**** RECORDS FOR THIS TASK

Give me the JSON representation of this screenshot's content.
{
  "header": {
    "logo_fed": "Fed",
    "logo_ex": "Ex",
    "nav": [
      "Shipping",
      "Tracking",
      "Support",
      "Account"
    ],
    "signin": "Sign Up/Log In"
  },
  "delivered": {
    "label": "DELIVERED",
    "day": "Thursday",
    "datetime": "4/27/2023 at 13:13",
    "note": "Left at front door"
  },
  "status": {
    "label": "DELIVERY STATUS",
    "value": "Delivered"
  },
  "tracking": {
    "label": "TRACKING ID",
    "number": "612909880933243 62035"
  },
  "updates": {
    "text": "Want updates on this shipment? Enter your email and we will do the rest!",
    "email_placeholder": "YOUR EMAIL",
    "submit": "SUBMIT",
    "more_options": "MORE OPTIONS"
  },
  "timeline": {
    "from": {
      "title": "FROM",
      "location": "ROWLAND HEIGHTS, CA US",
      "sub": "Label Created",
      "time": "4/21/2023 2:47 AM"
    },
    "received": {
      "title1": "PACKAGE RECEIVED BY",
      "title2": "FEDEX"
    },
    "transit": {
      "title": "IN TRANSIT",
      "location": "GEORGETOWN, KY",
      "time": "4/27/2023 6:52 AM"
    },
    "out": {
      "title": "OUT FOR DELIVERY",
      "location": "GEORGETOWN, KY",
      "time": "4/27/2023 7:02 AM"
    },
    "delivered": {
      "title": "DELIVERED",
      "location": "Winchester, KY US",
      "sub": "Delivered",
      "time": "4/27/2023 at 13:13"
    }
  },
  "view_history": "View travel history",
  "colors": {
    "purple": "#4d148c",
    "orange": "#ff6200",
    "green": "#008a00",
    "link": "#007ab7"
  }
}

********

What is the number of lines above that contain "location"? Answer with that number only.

4